Collected data.
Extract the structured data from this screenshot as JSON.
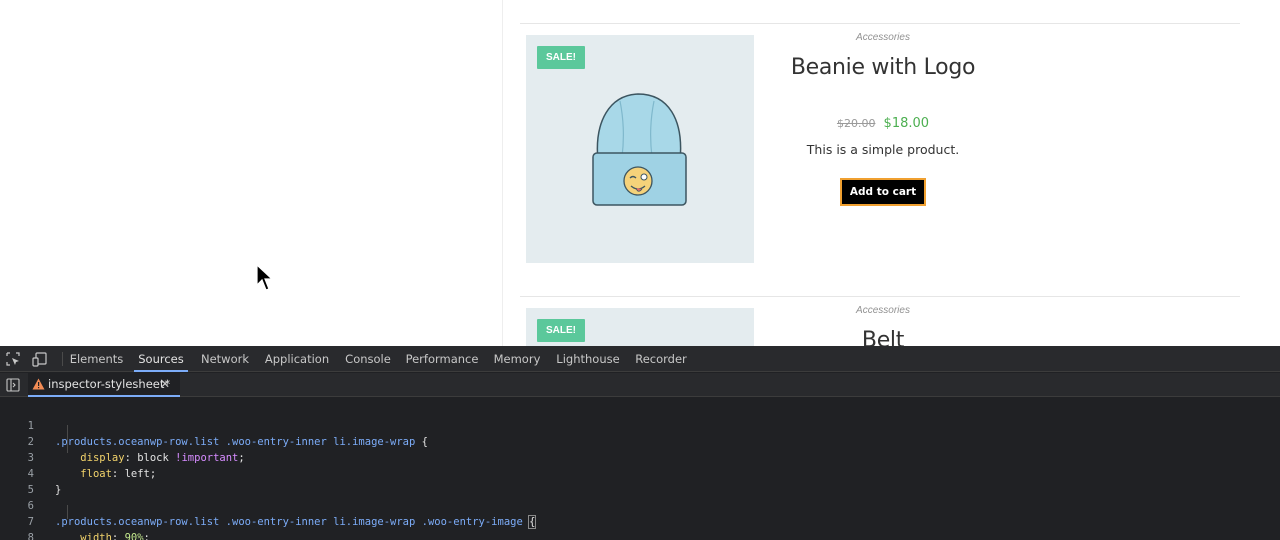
{
  "page": {
    "products": [
      {
        "sale_badge": "SALE!",
        "category": "Accessories",
        "title": "Beanie with Logo",
        "price_old": "$20.00",
        "price_new": "$18.00",
        "description": "This is a simple product.",
        "add_to_cart_label": "Add to cart"
      },
      {
        "sale_badge": "SALE!",
        "category": "Accessories",
        "title": "Belt"
      }
    ]
  },
  "devtools": {
    "tabs": [
      {
        "label": "Elements",
        "active": false
      },
      {
        "label": "Sources",
        "active": true
      },
      {
        "label": "Network",
        "active": false
      },
      {
        "label": "Application",
        "active": false
      },
      {
        "label": "Console",
        "active": false
      },
      {
        "label": "Performance",
        "active": false
      },
      {
        "label": "Memory",
        "active": false
      },
      {
        "label": "Lighthouse",
        "active": false
      },
      {
        "label": "Recorder",
        "active": false
      }
    ],
    "file_tab": {
      "name": "inspector-stylesheet*",
      "close": "✕"
    },
    "code": {
      "line_numbers": [
        "1",
        "2",
        "3",
        "4",
        "5",
        "6",
        "7",
        "8"
      ],
      "rule1_selector": ".products.oceanwp-row.list .woo-entry-inner li.image-wrap",
      "rule1_decl1_prop": "display",
      "rule1_decl1_value": "block",
      "rule1_decl1_important": "!important",
      "rule1_decl2_prop": "float",
      "rule1_decl2_value": "left",
      "rule2_selector": ".products.oceanwp-row.list .woo-entry-inner li.image-wrap .woo-entry-image",
      "rule2_decl1_prop": "width",
      "rule2_decl1_value": "90%"
    }
  },
  "colors": {
    "accent_sale": "#5bc89b",
    "price_new": "#4caf50",
    "button_border": "#f0a030",
    "devtools_bg": "#202124",
    "devtools_active_tab": "#7cacf8"
  }
}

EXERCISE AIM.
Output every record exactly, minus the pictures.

EXERCISE ANSWER.
Extract the structured data from this screenshot as JSON.
{
  "page": {
    "products": [
      {
        "sale_badge": "SALE!",
        "category": "Accessories",
        "title": "Beanie with Logo",
        "price_old": "$20.00",
        "price_new": "$18.00",
        "description": "This is a simple product.",
        "add_to_cart_label": "Add to cart"
      },
      {
        "sale_badge": "SALE!",
        "category": "Accessories",
        "title": "Belt"
      }
    ]
  },
  "devtools": {
    "tabs": [
      {
        "label": "Elements",
        "active": false
      },
      {
        "label": "Sources",
        "active": true
      },
      {
        "label": "Network",
        "active": false
      },
      {
        "label": "Application",
        "active": false
      },
      {
        "label": "Console",
        "active": false
      },
      {
        "label": "Performance",
        "active": false
      },
      {
        "label": "Memory",
        "active": false
      },
      {
        "label": "Lighthouse",
        "active": false
      },
      {
        "label": "Recorder",
        "active": false
      }
    ],
    "file_tab": {
      "name": "inspector-stylesheet*",
      "close": "✕"
    },
    "code": {
      "line_numbers": [
        "1",
        "2",
        "3",
        "4",
        "5",
        "6",
        "7",
        "8"
      ],
      "rule1_selector": ".products.oceanwp-row.list .woo-entry-inner li.image-wrap",
      "rule1_decl1_prop": "display",
      "rule1_decl1_value": "block",
      "rule1_decl1_important": "!important",
      "rule1_decl2_prop": "float",
      "rule1_decl2_value": "left",
      "rule2_selector": ".products.oceanwp-row.list .woo-entry-inner li.image-wrap .woo-entry-image",
      "rule2_decl1_prop": "width",
      "rule2_decl1_value": "90%"
    }
  },
  "colors": {
    "accent_sale": "#5bc89b",
    "price_new": "#4caf50",
    "button_border": "#f0a030",
    "devtools_bg": "#202124",
    "devtools_active_tab": "#7cacf8"
  }
}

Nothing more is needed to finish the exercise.